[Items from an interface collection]
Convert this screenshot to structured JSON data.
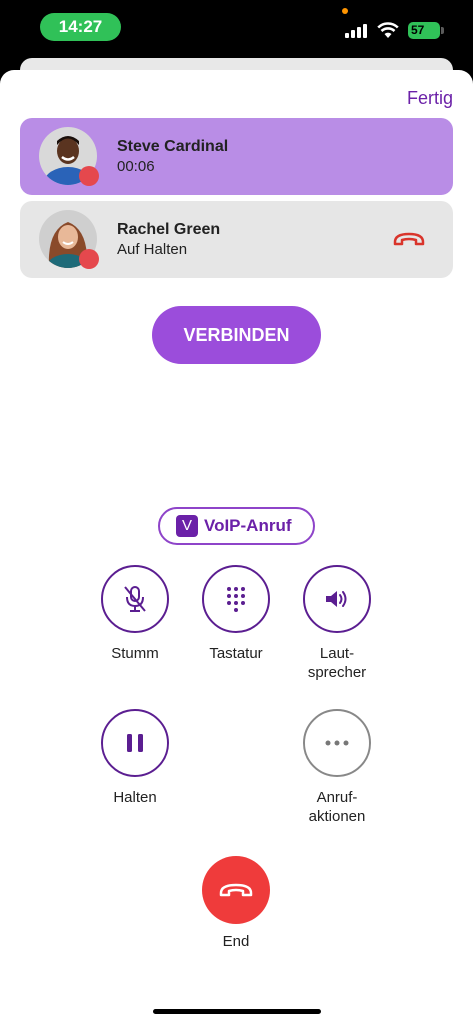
{
  "status_bar": {
    "time": "14:27",
    "battery": "57"
  },
  "header": {
    "done_label": "Fertig"
  },
  "calls": [
    {
      "name": "Steve Cardinal",
      "status": "00:06",
      "state": "active"
    },
    {
      "name": "Rachel Green",
      "status": "Auf Halten",
      "state": "held"
    }
  ],
  "connect_label": "VERBINDEN",
  "voip": {
    "badge_letter": "V",
    "label": "VoIP-Anruf"
  },
  "controls": {
    "mute": {
      "label": "Stumm",
      "icon": "microphone-off-icon"
    },
    "keypad": {
      "label": "Tastatur",
      "icon": "keypad-icon"
    },
    "speaker_line1": "Laut-",
    "speaker_line2": "sprecher",
    "speaker_icon": "speaker-icon",
    "hold": {
      "label": "Halten",
      "icon": "pause-icon"
    },
    "actions_line1": "Anruf-",
    "actions_line2": "aktionen",
    "actions_icon": "more-icon",
    "end": {
      "label": "End",
      "icon": "hangup-icon"
    }
  },
  "colors": {
    "accent": "#9b4ddb",
    "active_card": "#b98de6",
    "end_red": "#ef3b3b",
    "status_green": "#30c158"
  }
}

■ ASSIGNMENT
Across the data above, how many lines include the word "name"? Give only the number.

■ OUTPUT BELOW
2